The Hunter is a deliberately paced, surprisingly moving, and deeply engrossing drama tinged with the DNA of some of the great “man vs. beast” films (Hatari!, White Hunter Black Heart, The Ghost and the Darkness) with a touch of conspiracy thriller action thrown in for good measure. It’s a gorgeously shot film, with breathtaking cinematography by Robert Humphreys, and wonderfully subdued direction by Daniel Nettheim. Nettheim leaves Dafoe to his own devices, here, letting the actor carry much of the film in silence, with Dafoe doing much of the heavy lifting with little more than expression and movement. The quiet scenes in the wild juxtapose the more talkative, interactive moments when Martin returns to the family he adopts as his own, with the character undergoing a transformation from insular being to surrogate man of the house, but it’s all handled with assured subtlety and a welcome lack of the typical saccharine bits that are usually the hallmark of this sort of cinematic metamorphoses. The supporting cast is fantastic, especially Neill, whose Jack Mindy finds himself between a rock and a hard place when it comes to the Armstrongs and his logger friends. His actions are not without consequence, however, and, his reaction to said consequences result in some of Neill’s best work in ages.
Magnolia brings The Hunter to Blu-ray in a gorgeous 2.35:1 1080p transfer. The image is razor sharp, with an almost tangible sense of depth and an abundance of fine detail on display. The film’s palette is somewhat muted, in keeping with the seemingly perpetually overcast skies of the Tasmanian highlands, with an emphasis on grays, blues, and earth tones. It’s not especially vibrant, but the image still has a healthy amount of “pop”, and Humphrey’s gorgeous photography is beautifully represented.
The accompanying 5.1 DTS HD Master Audio track is lush and immersive, especially in the dialogue-free scenes in the wild, where environmental effects – like the percussive sound of heavy rain pelting the leaves, or the crunch of brush underfoot – fill the soundscape. Dialogue is mixed up front and center, with a nicely organic quality.
Magnolia doesn’t skimp on the bonus features, offering a fact-filled commentary track by director, Nettheim, and producer, Vincent Sheehan. Making of the Hunter (HD) is a lengthy, four part mini-documentary about the production, and offers up interviews with the cast and crew, lots of behind-the-scenes footage, and some interesting anecdotes. Rounding out the extras are a collection of deleted scenes (HD), and trailers for this and other Magnolia releases (HD).

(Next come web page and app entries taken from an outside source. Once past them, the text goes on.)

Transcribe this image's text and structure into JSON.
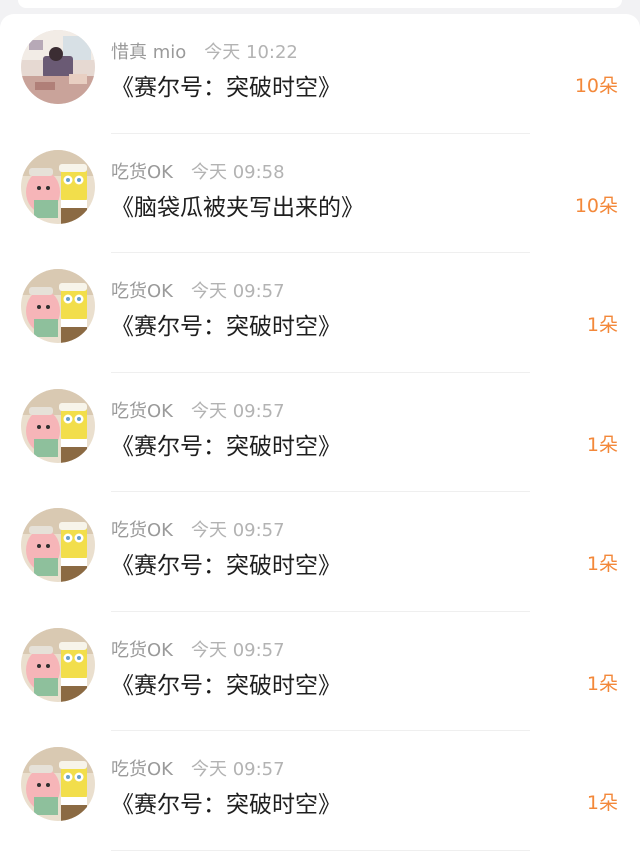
{
  "items": [
    {
      "name": "惜真 mio",
      "time": "今天 10:22",
      "title": "《赛尔号：突破时空》",
      "count": "10朵",
      "avatar": "girl-room-avatar"
    },
    {
      "name": "吃货OK",
      "time": "今天 09:58",
      "title": "《脑袋瓜被夹写出来的》",
      "count": "10朵",
      "avatar": "cartoon-avatar"
    },
    {
      "name": "吃货OK",
      "time": "今天 09:57",
      "title": "《赛尔号：突破时空》",
      "count": "1朵",
      "avatar": "cartoon-avatar"
    },
    {
      "name": "吃货OK",
      "time": "今天 09:57",
      "title": "《赛尔号：突破时空》",
      "count": "1朵",
      "avatar": "cartoon-avatar"
    },
    {
      "name": "吃货OK",
      "time": "今天 09:57",
      "title": "《赛尔号：突破时空》",
      "count": "1朵",
      "avatar": "cartoon-avatar"
    },
    {
      "name": "吃货OK",
      "time": "今天 09:57",
      "title": "《赛尔号：突破时空》",
      "count": "1朵",
      "avatar": "cartoon-avatar"
    },
    {
      "name": "吃货OK",
      "time": "今天 09:57",
      "title": "《赛尔号：突破时空》",
      "count": "1朵",
      "avatar": "cartoon-avatar"
    }
  ],
  "colors": {
    "accent": "#f3883a",
    "name": "#9a9a9a",
    "time": "#b3b3b3",
    "title": "#1f1f1f"
  }
}
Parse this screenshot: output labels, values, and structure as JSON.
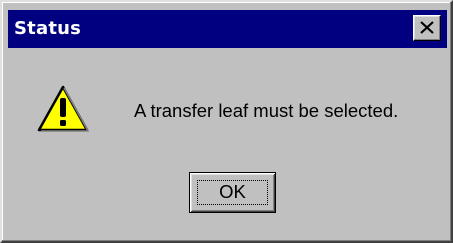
{
  "dialog": {
    "title": "Status",
    "message": "A transfer leaf must be selected.",
    "icon": "warning-icon",
    "ok_label": "OK",
    "close_icon": "close-icon"
  },
  "colors": {
    "titlebar": "#000080",
    "face": "#c0c0c0",
    "warning_yellow": "#ffff00"
  }
}
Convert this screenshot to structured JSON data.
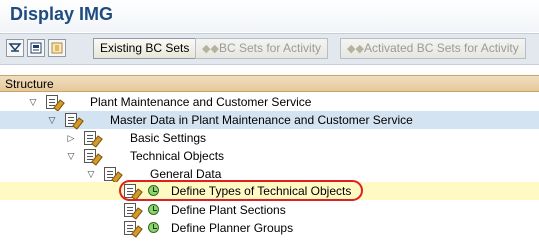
{
  "app": {
    "title": "Display IMG"
  },
  "toolbar": {
    "icons": [
      "filter-icon",
      "save-variant-icon",
      "bookmark-icon"
    ],
    "buttons": [
      {
        "label": "Existing BC Sets",
        "enabled": true
      },
      {
        "label": "BC Sets for Activity",
        "enabled": false
      },
      {
        "label": "Activated BC Sets for Activity",
        "enabled": false
      }
    ]
  },
  "tree": {
    "header": "Structure",
    "rows": [
      {
        "label": "Plant Maintenance and Customer Service",
        "expanded": true
      },
      {
        "label": "Master Data in Plant Maintenance and Customer Service",
        "expanded": true,
        "selected": true
      },
      {
        "label": "Basic Settings",
        "expanded": false
      },
      {
        "label": "Technical Objects",
        "expanded": true
      },
      {
        "label": "General Data",
        "expanded": true
      },
      {
        "label": "Define Types of Technical Objects",
        "highlighted": true,
        "circled": true
      },
      {
        "label": "Define Plant Sections"
      },
      {
        "label": "Define Planner Groups"
      }
    ]
  },
  "colors": {
    "title": "#1f4c7f",
    "toolbar_bg": "#e3e8ee",
    "header_bg": "#e6c99a",
    "selected_row": "#d4e3f1",
    "highlight_row": "#fff9c4",
    "circle": "#e02020"
  }
}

The Hunter is not a film for folks looking for high-octane action or edge-of-your-seat thrills, but patient viewers will be rewarded with an enthralling, beautifully shot, and expertly acted dark drama. Magnolia’s Blu-ray presentation is superb, offering excellent sights and sounds, as well as a well-rounded collection of extras, and earns a hearty recommendation.